The United States is expected to once again be a force in swimming at the Olympics.

American swimmers broke six world records at the U.S. Olympic trials last month. It's clear that the United States has the strongest and deepest group of swimmers in the world. It's a good mix of younger athletes and Olympic veterans.

When they held their pre-Olympic news conference here in Athens, most of the focus was on 19-year-old Michael Phelps, who will attempt to equal the record of seven swimming gold medals won by countryman Mark Spitz at the 1972 Munich Olympics. It would be worth a $1 million bonus from one of his sponsors.

Phelps has been featured on national magazine covers like Time and Sports Illustrated and is constantly in demand for interviews. So is he nervous now that he's in Athens and so much is expected of him?

"I think I'm more excited to tell you the truth Walking into the Olympic venues sends a vibe into your system," Phelps said. "And once I got into the pool [for training] I felt even better. I would be satisfied with one gold medal. How many people in the world win an Olympic gold medal? That's a goal of mine and I'm going to shoot for that and try to achieve it."

The toughest event for Phelps will likely be the 200-meter freestyle, where he's expected to face world record hold Ian Thorpe of Australia and defending Olympic champion Pieter van den Hoogenband of the Netherlands.

Thorpe has said he thinks it will be impossible for Phelps to win seven gold medals. But Phelps won't hear it.

"I wouldn't say anything is impossible. I think over the past few years I've been able to keep my mind open and keep all options there," he said. "I mean in 1980, people said no one could beat the Russians in hockey, but the USA did it. So I will restate what I said, nothing is impossible and anything can happen."

At the 2000 Sydney Olympics, U.S. swimmers won 33 medals, more than one-third of the American team's total medal haul of 97. Fourteen of them were gold. Australia won 18 swimming medals. Here in Athens, the Dutch, Russians, Italians and Japanese are expected to provide challenges.

But U.S. world record backstroker Aaron Peirsol, says the Americans will be a force.

"I know that even the past five weeks we've done so much better in the water than we did at [the Olympic] trials," he said. "I don't think the trials was conducive for this entire team of what we're going to do at the Olympics. It kind of makes me get chills sometimes, because I know that this team is a team that has so much potential, but it knows how to use it."

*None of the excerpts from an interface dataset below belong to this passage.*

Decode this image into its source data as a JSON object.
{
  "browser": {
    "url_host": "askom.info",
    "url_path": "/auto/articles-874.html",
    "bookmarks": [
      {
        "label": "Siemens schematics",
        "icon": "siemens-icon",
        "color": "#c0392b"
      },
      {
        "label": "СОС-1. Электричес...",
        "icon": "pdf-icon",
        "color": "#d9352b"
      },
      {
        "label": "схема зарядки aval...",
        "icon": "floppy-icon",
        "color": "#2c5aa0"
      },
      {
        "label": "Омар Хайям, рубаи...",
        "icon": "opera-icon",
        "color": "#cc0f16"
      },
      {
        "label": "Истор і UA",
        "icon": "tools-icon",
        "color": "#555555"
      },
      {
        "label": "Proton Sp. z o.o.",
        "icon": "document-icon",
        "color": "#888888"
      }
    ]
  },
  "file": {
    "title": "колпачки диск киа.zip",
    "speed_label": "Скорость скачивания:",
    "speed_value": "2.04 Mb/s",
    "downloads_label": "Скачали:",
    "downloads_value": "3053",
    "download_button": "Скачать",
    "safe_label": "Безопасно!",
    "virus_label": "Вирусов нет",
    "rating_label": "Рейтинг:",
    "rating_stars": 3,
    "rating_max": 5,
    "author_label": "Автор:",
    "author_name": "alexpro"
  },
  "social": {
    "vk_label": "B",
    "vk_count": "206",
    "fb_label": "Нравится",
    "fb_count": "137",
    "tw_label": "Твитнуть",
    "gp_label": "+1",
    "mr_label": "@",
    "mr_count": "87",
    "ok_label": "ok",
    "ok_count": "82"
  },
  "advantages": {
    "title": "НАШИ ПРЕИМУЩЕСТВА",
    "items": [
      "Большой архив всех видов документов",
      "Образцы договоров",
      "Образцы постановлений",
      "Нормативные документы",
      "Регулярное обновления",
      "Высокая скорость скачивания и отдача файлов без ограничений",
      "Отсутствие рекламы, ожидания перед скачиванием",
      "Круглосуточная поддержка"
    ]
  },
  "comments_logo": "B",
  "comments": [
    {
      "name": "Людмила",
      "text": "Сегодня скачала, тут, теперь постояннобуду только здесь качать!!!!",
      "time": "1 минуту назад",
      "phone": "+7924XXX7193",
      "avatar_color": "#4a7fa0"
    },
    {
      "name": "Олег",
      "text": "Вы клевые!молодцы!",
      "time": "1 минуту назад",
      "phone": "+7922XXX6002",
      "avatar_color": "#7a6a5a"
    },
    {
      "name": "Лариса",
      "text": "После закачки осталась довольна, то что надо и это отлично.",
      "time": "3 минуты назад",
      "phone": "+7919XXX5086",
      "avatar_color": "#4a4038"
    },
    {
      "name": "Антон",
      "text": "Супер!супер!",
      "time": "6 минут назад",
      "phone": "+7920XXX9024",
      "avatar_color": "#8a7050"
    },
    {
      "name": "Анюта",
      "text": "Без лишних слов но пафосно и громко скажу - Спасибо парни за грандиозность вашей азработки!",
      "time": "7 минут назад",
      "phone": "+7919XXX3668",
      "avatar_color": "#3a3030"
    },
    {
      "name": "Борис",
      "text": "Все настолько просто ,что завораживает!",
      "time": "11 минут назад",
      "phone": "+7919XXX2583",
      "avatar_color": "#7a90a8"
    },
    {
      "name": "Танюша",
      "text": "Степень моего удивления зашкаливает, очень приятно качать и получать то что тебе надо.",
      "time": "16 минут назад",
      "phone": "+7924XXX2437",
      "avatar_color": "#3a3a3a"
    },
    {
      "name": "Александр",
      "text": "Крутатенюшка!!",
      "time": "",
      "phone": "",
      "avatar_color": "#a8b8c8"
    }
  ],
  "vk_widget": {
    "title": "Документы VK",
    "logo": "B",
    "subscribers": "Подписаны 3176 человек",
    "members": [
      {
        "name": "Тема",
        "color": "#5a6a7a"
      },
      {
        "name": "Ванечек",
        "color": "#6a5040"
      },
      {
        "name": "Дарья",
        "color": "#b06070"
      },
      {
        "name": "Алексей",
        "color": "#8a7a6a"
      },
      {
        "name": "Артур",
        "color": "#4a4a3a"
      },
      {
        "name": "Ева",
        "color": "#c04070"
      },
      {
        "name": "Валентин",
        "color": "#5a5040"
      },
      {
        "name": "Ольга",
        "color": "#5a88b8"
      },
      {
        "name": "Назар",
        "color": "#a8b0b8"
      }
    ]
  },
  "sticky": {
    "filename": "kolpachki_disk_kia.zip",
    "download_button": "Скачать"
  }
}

Australia's Olympic team doctor has advised athletes competing in the first few days of the Athens Olympics not to march in the opening ceremonies because of the number of hours they will have to be standing. The U.S. swimmers had already decided to skip the opening ceremonies to save energy, as the swimming competition here begins Saturday.